DIRECTIONS FOR THIS TASK:
Write out the whole listing without a single alteration.

DATA FOR PROCESSING:
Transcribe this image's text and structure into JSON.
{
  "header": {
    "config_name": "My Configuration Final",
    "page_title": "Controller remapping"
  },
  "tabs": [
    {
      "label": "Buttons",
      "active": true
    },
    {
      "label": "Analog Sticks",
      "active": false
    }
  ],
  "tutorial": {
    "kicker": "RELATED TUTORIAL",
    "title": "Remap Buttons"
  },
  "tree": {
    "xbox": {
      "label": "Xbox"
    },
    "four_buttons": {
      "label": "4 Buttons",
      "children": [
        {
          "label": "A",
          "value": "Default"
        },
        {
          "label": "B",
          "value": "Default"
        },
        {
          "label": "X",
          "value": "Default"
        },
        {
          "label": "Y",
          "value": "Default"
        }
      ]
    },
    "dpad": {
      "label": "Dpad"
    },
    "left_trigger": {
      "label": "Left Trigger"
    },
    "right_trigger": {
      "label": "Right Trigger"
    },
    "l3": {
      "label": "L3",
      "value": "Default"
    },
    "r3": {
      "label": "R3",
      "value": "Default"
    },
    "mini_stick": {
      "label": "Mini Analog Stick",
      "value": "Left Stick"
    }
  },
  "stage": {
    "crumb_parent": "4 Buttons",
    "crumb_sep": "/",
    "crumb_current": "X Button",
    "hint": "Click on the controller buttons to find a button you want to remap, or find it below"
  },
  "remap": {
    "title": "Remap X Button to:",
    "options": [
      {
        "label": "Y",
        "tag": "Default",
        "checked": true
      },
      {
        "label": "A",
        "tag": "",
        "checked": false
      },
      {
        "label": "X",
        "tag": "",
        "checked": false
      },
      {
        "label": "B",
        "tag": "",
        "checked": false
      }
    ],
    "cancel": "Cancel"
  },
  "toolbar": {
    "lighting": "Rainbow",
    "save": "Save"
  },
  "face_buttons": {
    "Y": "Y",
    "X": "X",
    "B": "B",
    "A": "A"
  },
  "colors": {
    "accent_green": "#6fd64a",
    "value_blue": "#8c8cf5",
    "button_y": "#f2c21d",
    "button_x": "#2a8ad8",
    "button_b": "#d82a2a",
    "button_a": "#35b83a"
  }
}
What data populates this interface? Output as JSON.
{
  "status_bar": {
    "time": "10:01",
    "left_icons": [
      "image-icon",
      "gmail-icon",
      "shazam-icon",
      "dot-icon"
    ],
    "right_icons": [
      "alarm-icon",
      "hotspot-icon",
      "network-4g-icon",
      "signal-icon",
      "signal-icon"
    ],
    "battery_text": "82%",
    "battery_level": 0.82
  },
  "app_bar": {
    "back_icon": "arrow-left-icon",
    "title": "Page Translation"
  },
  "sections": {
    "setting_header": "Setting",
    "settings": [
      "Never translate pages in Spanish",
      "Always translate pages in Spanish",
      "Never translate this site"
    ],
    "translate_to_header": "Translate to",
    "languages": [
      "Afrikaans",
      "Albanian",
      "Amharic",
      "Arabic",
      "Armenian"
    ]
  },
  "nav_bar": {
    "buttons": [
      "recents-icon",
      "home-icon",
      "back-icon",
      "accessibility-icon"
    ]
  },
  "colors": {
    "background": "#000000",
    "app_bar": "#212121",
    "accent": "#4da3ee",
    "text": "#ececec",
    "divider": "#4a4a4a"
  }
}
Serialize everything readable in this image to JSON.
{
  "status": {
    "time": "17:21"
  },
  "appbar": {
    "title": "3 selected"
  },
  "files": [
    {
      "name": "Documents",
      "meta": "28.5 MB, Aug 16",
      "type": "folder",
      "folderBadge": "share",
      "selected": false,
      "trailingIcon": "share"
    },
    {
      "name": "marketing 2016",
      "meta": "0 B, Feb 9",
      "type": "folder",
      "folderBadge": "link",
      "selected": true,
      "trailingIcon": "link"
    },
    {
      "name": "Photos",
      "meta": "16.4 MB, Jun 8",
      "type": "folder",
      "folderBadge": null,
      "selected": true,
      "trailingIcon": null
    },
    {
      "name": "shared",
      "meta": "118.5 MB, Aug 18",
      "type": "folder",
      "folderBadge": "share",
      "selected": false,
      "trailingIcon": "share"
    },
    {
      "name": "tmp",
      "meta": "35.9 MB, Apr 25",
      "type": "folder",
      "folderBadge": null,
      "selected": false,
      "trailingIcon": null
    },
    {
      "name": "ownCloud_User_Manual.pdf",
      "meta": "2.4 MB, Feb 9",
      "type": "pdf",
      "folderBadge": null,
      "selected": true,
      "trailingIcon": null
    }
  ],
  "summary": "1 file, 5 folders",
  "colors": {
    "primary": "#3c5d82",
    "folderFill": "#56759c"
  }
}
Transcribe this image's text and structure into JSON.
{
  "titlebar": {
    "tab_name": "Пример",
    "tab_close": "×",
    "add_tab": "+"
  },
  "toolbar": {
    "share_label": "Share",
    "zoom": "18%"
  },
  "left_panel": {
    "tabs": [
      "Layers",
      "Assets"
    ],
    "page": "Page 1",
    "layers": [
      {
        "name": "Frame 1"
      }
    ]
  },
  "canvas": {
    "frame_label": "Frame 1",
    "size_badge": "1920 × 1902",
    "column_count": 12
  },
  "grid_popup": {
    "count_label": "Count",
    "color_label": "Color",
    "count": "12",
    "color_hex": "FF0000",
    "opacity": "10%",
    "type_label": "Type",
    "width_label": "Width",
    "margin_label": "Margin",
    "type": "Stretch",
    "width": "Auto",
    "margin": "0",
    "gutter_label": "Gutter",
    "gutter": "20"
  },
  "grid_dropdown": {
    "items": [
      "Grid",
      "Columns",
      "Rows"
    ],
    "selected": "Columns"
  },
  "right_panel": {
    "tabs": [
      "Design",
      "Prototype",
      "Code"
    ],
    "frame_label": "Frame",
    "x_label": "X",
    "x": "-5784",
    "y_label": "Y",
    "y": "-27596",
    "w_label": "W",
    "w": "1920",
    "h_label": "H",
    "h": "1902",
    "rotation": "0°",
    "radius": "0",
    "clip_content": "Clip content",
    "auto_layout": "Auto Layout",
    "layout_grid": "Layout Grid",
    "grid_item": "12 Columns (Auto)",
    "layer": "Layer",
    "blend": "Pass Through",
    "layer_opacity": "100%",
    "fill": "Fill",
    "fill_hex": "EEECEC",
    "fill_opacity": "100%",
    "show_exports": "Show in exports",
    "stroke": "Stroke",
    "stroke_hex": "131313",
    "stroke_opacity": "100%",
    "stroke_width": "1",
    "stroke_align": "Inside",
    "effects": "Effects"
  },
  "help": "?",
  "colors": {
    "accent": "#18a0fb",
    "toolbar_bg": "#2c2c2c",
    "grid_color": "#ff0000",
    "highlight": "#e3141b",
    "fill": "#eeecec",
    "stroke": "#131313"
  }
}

ANSWER:
Transcribe this image's text and structure into JSON.
{
  "header": {
    "config_name": "My Configuration Final",
    "page_title": "Controller remapping"
  },
  "tabs": [
    {
      "label": "Buttons",
      "active": true
    },
    {
      "label": "Analog Sticks",
      "active": false
    }
  ],
  "tutorial": {
    "kicker": "RELATED TUTORIAL",
    "title": "Remap Buttons"
  },
  "tree": {
    "xbox": {
      "label": "Xbox"
    },
    "four_buttons": {
      "label": "4 Buttons",
      "children": [
        {
          "label": "A",
          "value": "Default"
        },
        {
          "label": "B",
          "value": "Default"
        },
        {
          "label": "X",
          "value": "Default"
        },
        {
          "label": "Y",
          "value": "Default"
        }
      ]
    },
    "dpad": {
      "label": "Dpad"
    },
    "left_trigger": {
      "label": "Left Trigger"
    },
    "right_trigger": {
      "label": "Right Trigger"
    },
    "l3": {
      "label": "L3",
      "value": "Default"
    },
    "r3": {
      "label": "R3",
      "value": "Default"
    },
    "mini_stick": {
      "label": "Mini Analog Stick",
      "value": "Left Stick"
    }
  },
  "stage": {
    "crumb_parent": "4 Buttons",
    "crumb_sep": "/",
    "crumb_current": "X Button",
    "hint": "Click on the controller buttons to find a button you want to remap, or find it below"
  },
  "remap": {
    "title": "Remap X Button to:",
    "options": [
      {
        "label": "Y",
        "tag": "Default",
        "checked": true
      },
      {
        "label": "A",
        "tag": "",
        "checked": false
      },
      {
        "label": "X",
        "tag": "",
        "checked": false
      },
      {
        "label": "B",
        "tag": "",
        "checked": false
      }
    ],
    "cancel": "Cancel"
  },
  "toolbar": {
    "lighting": "Rainbow",
    "save": "Save"
  },
  "face_buttons": {
    "Y": "Y",
    "X": "X",
    "B": "B",
    "A": "A"
  },
  "colors": {
    "accent_green": "#6fd64a",
    "value_blue": "#8c8cf5",
    "button_y": "#f2c21d",
    "button_x": "#2a8ad8",
    "button_b": "#d82a2a",
    "button_a": "#35b83a"
  }
}
What data populates this interface? Output as JSON.
{
  "status_bar": {
    "time": "10:01",
    "left_icons": [
      "image-icon",
      "gmail-icon",
      "shazam-icon",
      "dot-icon"
    ],
    "right_icons": [
      "alarm-icon",
      "hotspot-icon",
      "network-4g-icon",
      "signal-icon",
      "signal-icon"
    ],
    "battery_text": "82%",
    "battery_level": 0.82
  },
  "app_bar": {
    "back_icon": "arrow-left-icon",
    "title": "Page Translation"
  },
  "sections": {
    "setting_header": "Setting",
    "settings": [
      "Never translate pages in Spanish",
      "Always translate pages in Spanish",
      "Never translate this site"
    ],
    "translate_to_header": "Translate to",
    "languages": [
      "Afrikaans",
      "Albanian",
      "Amharic",
      "Arabic",
      "Armenian"
    ]
  },
  "nav_bar": {
    "buttons": [
      "recents-icon",
      "home-icon",
      "back-icon",
      "accessibility-icon"
    ]
  },
  "colors": {
    "background": "#000000",
    "app_bar": "#212121",
    "accent": "#4da3ee",
    "text": "#ececec",
    "divider": "#4a4a4a"
  }
}
Serialize everything readable in this image to JSON.
{
  "status": {
    "time": "17:21"
  },
  "appbar": {
    "title": "3 selected"
  },
  "files": [
    {
      "name": "Documents",
      "meta": "28.5 MB, Aug 16",
      "type": "folder",
      "folderBadge": "share",
      "selected": false,
      "trailingIcon": "share"
    },
    {
      "name": "marketing 2016",
      "meta": "0 B, Feb 9",
      "type": "folder",
      "folderBadge": "link",
      "selected": true,
      "trailingIcon": "link"
    },
    {
      "name": "Photos",
      "meta": "16.4 MB, Jun 8",
      "type": "folder",
      "folderBadge": null,
      "selected": true,
      "trailingIcon": null
    },
    {
      "name": "shared",
      "meta": "118.5 MB, Aug 18",
      "type": "folder",
      "folderBadge": "share",
      "selected": false,
      "trailingIcon": "share"
    },
    {
      "name": "tmp",
      "meta": "35.9 MB, Apr 25",
      "type": "folder",
      "folderBadge": null,
      "selected": false,
      "trailingIcon": null
    },
    {
      "name": "ownCloud_User_Manual.pdf",
      "meta": "2.4 MB, Feb 9",
      "type": "pdf",
      "folderBadge": null,
      "selected": true,
      "trailingIcon": null
    }
  ],
  "summary": "1 file, 5 folders",
  "colors": {
    "primary": "#3c5d82",
    "folderFill": "#56759c"
  }
}
Transcribe this image's text and structure into JSON.
{
  "titlebar": {
    "tab_name": "Пример",
    "tab_close": "×",
    "add_tab": "+"
  },
  "toolbar": {
    "share_label": "Share",
    "zoom": "18%"
  },
  "left_panel": {
    "tabs": [
      "Layers",
      "Assets"
    ],
    "page": "Page 1",
    "layers": [
      {
        "name": "Frame 1"
      }
    ]
  },
  "canvas": {
    "frame_label": "Frame 1",
    "size_badge": "1920 × 1902",
    "column_count": 12
  },
  "grid_popup": {
    "count_label": "Count",
    "color_label": "Color",
    "count": "12",
    "color_hex": "FF0000",
    "opacity": "10%",
    "type_label": "Type",
    "width_label": "Width",
    "margin_label": "Margin",
    "type": "Stretch",
    "width": "Auto",
    "margin": "0",
    "gutter_label": "Gutter",
    "gutter": "20"
  },
  "grid_dropdown": {
    "items": [
      "Grid",
      "Columns",
      "Rows"
    ],
    "selected": "Columns"
  },
  "right_panel": {
    "tabs": [
      "Design",
      "Prototype",
      "Code"
    ],
    "frame_label": "Frame",
    "x_label": "X",
    "x": "-5784",
    "y_label": "Y",
    "y": "-27596",
    "w_label": "W",
    "w": "1920",
    "h_label": "H",
    "h": "1902",
    "rotation": "0°",
    "radius": "0",
    "clip_content": "Clip content",
    "auto_layout": "Auto Layout",
    "layout_grid": "Layout Grid",
    "grid_item": "12 Columns (Auto)",
    "layer": "Layer",
    "blend": "Pass Through",
    "layer_opacity": "100%",
    "fill": "Fill",
    "fill_hex": "EEECEC",
    "fill_opacity": "100%",
    "show_exports": "Show in exports",
    "stroke": "Stroke",
    "stroke_hex": "131313",
    "stroke_opacity": "100%",
    "stroke_width": "1",
    "stroke_align": "Inside",
    "effects": "Effects"
  },
  "help": "?",
  "colors": {
    "accent": "#18a0fb",
    "toolbar_bg": "#2c2c2c",
    "grid_color": "#ff0000",
    "highlight": "#e3141b",
    "fill": "#eeecec",
    "stroke": "#131313"
  }
}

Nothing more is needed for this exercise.